When temperatures drop and the central heating kicks in, it is time for a warming pot of well-brewed soup.
Soup in Chinese cuisine is a major category on the menu and ranges from the lightest consomme to hearty rich broths that are thick with meat and vegetables.
Of course, no one places more emphasis on soups than the Cantonese, so I will tap into that aspect of my culinary heritage for the classic recipes.
The wok is an important piece of equipment in every Chinese kitchen, but in the Cantonese home, another item holds equal importance: The soup pot.
Normally made of earthenware for its heat-conducting properties, this should be a tall pot with a raised lip that closely cradles the tight-fitting lid.
It should comfortably hold at least 4 liters of liquid so the soup can slowly reduce. The raised lip helps to keep the lid from rattling and holds in the air pressure that builds up in the long, slow brewing.
Sometimes, more than one soup pot is found in the same kitchen, with a smaller one reserved for a different kind of brew — the medicinal soups so beloved by the Cantonese matriarch.
Not all soups are made in the claypot, however. Some of the lighter everyday soups are quickly made, often in the wok.
These are the light soups, made with a few slices of meat for flavor and plenty of vegetables. Mustard greens and lean pork, for example, or even an egg drop soup with coriander added at the last minute.
But the art of making soup reaches its pinnacle with those that are simmered long and slow.
I remember trotters and peanut soup. The broth was rich and milky and scented with the unmistakable aroma of nuts. The nuts are thrown into the soup with the skins on, and these turn the soup slightly pink.
The trotters, reduced to a gelatinous tenderness, would be plated and served as part of the meal, together with a little saucer of soy sauce. I remember draining the bowl and happily picking at the soft, soft nuts.
Funnily enough, the alchemy of peanuts and trotters means that you hardly taste the porkiness of the pig’s feet, only a nutty fragrance that is accentuated by the addition of a handful of dried Chinese jujubes.
And here you have the classic anatomy of a Cantonese soup.
First, you have the meat — which can be pork, beef, mutton or fish. Then you have the complementary ingredients, which can be root vegetables such as radishes, carrots or lotus root, or beans or dried leafy vegetables.

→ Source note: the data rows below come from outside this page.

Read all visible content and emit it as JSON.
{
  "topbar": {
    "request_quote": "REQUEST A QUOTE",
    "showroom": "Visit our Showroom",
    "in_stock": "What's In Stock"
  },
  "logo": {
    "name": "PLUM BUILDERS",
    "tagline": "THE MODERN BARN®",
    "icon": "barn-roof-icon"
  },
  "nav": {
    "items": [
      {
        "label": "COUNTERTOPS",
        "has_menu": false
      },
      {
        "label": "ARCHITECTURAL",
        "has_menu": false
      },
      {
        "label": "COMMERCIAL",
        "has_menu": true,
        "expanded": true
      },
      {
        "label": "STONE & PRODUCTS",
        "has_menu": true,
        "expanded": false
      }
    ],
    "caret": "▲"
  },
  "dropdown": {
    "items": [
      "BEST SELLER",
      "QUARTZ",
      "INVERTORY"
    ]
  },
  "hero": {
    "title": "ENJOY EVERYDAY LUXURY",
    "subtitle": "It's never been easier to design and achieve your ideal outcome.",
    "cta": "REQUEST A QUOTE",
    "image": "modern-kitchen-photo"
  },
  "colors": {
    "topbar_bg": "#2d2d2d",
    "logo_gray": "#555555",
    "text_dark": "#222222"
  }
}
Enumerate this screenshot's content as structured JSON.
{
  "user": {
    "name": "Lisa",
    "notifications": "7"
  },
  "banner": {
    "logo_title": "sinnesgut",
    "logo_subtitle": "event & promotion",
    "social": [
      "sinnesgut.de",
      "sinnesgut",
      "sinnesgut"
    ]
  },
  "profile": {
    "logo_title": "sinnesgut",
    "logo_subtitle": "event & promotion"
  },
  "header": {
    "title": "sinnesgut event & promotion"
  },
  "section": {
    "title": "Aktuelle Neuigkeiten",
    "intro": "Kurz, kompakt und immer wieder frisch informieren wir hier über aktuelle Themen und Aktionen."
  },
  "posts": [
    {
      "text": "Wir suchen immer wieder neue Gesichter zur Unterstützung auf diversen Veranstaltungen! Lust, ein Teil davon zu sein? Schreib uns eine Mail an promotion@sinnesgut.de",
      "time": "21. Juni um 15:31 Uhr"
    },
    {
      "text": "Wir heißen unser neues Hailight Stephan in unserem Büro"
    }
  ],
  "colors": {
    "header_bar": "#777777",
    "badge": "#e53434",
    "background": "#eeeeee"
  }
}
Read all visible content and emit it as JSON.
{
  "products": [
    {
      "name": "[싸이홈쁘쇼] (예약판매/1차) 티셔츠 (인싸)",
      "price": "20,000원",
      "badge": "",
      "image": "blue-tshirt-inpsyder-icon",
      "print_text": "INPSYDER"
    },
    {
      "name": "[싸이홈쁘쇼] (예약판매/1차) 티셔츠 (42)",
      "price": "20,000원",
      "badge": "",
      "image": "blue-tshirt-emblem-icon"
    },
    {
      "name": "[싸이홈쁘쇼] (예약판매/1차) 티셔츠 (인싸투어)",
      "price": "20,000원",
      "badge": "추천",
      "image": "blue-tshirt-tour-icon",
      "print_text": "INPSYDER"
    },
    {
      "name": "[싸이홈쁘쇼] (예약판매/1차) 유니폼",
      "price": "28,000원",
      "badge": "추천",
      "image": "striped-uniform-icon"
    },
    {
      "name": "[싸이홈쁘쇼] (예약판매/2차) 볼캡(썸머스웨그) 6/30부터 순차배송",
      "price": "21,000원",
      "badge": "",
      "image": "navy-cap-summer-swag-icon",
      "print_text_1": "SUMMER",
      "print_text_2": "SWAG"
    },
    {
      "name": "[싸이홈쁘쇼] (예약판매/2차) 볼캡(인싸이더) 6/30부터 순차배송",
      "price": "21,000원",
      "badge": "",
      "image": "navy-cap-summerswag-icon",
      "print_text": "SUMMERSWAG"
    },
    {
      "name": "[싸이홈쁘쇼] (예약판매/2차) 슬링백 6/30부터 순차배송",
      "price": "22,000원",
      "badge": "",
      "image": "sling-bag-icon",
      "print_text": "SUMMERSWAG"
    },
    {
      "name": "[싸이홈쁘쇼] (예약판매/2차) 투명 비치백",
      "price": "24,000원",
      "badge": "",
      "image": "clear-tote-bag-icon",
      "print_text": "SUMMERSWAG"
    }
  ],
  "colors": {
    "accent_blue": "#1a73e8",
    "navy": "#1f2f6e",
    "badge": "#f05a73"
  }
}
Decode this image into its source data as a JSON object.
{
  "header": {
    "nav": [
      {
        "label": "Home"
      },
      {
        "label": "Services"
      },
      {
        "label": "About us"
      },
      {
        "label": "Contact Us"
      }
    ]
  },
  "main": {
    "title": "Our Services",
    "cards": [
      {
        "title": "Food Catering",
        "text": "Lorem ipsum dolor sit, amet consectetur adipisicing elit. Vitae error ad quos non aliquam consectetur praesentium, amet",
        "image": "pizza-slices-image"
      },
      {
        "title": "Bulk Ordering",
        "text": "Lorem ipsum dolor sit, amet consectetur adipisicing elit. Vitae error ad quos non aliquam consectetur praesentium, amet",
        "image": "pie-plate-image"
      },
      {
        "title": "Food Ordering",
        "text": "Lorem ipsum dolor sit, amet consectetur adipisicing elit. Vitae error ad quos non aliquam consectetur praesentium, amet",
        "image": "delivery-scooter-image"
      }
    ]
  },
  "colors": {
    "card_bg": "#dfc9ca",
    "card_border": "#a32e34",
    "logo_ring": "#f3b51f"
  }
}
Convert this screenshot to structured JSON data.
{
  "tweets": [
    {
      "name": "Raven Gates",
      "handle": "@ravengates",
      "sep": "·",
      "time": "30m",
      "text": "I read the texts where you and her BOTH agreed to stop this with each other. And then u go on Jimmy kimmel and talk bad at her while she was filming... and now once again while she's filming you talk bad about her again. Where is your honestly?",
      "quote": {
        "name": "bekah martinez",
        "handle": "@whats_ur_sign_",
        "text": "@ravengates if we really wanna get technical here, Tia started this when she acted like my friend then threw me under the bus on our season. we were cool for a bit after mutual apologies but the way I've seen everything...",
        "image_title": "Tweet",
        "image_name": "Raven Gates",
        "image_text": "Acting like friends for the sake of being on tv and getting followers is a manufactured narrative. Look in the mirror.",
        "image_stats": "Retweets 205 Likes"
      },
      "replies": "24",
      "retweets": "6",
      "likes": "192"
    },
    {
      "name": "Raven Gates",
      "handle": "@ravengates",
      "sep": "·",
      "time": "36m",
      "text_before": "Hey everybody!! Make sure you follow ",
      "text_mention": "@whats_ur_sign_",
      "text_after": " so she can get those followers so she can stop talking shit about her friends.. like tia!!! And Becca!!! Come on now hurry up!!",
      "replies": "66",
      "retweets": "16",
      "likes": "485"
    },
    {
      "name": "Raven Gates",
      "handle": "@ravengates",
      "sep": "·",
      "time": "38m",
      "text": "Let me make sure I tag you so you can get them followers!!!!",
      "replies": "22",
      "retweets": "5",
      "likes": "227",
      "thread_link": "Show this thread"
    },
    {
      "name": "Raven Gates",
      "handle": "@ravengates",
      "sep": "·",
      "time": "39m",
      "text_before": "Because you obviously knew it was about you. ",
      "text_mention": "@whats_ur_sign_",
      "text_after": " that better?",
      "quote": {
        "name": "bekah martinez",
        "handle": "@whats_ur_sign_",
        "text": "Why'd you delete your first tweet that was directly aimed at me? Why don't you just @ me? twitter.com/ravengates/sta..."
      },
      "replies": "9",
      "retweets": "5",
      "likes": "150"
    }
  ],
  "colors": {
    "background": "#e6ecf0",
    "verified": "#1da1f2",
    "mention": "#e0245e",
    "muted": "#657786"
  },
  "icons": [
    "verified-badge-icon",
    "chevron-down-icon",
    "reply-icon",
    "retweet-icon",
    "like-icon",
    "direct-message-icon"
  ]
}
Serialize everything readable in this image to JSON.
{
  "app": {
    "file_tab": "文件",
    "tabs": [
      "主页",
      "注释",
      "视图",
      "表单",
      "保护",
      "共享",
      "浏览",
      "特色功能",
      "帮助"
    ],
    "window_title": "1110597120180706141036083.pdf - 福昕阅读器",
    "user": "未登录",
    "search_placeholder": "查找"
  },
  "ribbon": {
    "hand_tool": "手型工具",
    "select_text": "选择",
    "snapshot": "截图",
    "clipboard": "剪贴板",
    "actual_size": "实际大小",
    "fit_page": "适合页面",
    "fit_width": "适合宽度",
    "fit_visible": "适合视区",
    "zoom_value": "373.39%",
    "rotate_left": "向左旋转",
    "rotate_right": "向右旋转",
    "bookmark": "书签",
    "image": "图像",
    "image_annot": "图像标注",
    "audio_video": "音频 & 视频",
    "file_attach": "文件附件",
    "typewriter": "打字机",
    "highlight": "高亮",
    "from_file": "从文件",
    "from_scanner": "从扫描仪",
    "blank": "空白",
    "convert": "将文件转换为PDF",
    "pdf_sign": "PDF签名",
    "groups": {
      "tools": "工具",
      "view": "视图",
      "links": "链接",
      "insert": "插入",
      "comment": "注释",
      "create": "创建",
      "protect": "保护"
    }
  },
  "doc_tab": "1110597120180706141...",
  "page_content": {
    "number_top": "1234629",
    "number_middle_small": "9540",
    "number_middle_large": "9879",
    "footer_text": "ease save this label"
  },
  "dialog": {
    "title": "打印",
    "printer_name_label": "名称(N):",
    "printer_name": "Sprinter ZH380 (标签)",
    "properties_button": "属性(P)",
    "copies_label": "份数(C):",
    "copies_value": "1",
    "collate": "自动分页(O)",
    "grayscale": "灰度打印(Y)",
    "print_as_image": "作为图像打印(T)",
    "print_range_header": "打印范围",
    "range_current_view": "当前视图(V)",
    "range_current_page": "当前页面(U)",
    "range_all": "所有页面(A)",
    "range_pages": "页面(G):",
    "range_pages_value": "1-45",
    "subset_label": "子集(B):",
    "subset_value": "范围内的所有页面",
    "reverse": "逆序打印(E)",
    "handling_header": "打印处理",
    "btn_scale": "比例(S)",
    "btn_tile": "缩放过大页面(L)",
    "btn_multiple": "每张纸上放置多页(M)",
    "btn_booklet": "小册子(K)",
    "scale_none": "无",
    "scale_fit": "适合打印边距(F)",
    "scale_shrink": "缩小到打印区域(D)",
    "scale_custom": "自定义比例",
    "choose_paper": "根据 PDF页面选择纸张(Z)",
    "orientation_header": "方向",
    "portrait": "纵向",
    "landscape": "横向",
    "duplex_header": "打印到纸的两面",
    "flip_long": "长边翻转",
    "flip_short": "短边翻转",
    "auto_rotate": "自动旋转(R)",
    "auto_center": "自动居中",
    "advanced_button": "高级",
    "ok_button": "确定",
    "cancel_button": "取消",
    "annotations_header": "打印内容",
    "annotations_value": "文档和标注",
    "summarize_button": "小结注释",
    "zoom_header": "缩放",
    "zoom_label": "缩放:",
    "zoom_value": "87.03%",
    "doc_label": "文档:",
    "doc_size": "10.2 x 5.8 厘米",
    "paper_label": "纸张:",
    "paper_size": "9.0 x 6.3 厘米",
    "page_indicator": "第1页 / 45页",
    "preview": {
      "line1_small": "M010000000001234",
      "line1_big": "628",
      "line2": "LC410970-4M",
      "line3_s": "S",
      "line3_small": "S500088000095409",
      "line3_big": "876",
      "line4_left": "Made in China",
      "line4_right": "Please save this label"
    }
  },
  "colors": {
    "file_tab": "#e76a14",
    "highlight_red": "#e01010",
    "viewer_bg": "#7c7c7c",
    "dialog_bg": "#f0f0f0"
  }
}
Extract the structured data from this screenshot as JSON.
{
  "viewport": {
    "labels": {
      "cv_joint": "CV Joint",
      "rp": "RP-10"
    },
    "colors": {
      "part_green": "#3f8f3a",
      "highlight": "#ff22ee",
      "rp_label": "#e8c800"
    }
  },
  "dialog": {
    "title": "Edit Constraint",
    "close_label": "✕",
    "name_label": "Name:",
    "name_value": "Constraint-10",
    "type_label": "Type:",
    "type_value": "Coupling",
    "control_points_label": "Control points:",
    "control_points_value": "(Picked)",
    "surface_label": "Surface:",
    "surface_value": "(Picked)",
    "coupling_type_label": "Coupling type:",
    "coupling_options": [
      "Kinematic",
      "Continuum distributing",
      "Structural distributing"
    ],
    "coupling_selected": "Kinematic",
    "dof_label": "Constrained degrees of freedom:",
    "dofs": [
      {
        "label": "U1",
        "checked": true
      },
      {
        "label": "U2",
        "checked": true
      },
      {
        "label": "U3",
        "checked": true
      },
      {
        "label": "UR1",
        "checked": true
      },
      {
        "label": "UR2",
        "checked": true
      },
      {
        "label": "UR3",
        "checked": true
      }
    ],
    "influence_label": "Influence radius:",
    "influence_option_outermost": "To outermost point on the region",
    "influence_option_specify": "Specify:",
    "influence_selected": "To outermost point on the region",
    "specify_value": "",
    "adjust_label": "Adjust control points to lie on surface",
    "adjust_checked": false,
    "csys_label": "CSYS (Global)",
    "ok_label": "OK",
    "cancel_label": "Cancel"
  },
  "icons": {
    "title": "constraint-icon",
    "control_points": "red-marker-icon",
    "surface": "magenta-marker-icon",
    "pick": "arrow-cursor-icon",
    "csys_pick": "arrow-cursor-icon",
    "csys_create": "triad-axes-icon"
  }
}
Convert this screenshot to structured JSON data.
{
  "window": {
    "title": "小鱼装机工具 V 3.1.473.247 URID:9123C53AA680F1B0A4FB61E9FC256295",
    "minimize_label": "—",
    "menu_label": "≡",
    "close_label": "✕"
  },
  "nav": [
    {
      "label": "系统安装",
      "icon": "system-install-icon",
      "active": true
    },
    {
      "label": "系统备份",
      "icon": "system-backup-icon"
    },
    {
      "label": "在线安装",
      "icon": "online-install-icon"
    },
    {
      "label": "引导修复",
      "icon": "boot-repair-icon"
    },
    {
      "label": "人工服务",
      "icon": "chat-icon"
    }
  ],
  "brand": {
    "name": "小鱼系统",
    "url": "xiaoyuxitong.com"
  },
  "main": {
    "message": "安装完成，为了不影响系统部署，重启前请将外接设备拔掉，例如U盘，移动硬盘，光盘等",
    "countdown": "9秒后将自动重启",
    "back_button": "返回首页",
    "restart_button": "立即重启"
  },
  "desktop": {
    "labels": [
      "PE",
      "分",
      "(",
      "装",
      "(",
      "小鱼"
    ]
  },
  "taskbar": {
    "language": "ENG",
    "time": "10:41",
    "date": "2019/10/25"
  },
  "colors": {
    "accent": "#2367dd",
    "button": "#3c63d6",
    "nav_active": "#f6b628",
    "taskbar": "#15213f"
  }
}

And finally, there will always be dried jujubes, dates, ginger, dried citrus peel or any of a vast variety of Chinese herbs.
Every ingredient has a purpose.
The meat will either strengthen or cool the body. The root or leafy vegetables will play supporting roles for flavor or for health. Herbs or aromatics will neutralize certain undesirable effects — like ginger taking away the pungency of fish or pork, and dried jujubes adding sweetness where it is needed.
The long, slow simmering melds the flavors of the various ingredients and allows them to come together in the soup bowl.
Unlike Western soups, the treasured end product is the liquid, the soup, and not the ingredients that first went into the pot. These soup dregs, or tangzha as we call them, are often discarded. In fact, after three hours of simmering, almost all of the flavor has already been extracted.
And there are soups for every purpose.
The Cantonese grandmother’s idea of chicken soup is to double boil a minced chicken breast. The result is a clear consomme that will tempt even the most recalcitrant invalid.
There are soups that will make you bright-eyed and clear-brained for those examination days, soups to revive flagging appetites, broths to boost energy after a hard day’s workout, and a whole cookbook of soups for the new mother recovering from childbirth.
Soups are flash-boiled, simmered, steamed and double-boiled. There are also soups that resemble the stews of other provinces, but the Cantonese differentiate them by calling these geng, or thick broths.
The most infamous, of course, is shark’s fin soup. But with the ban on shark fins in most Chinese cities, this looks like a thing of the past. Instead, a vegetable called shark’s fin melon is now very popular. This is very much like spaghetti squash and takes well to the cooking with shredded chicken, crabs and mushrooms to produce a tasty substitute.
In Shunde county, in South China’s Guangdong province, the Cantonese chefs like producing a thick broth that features the local fish, which is first fried and then deboned before being added to the broth with aromatic mushrooms.
The importance of soup to the Cantonese can be seen in the description of their daily meals. For an average family, sancai yitang, three dishes and a soup, sums it up.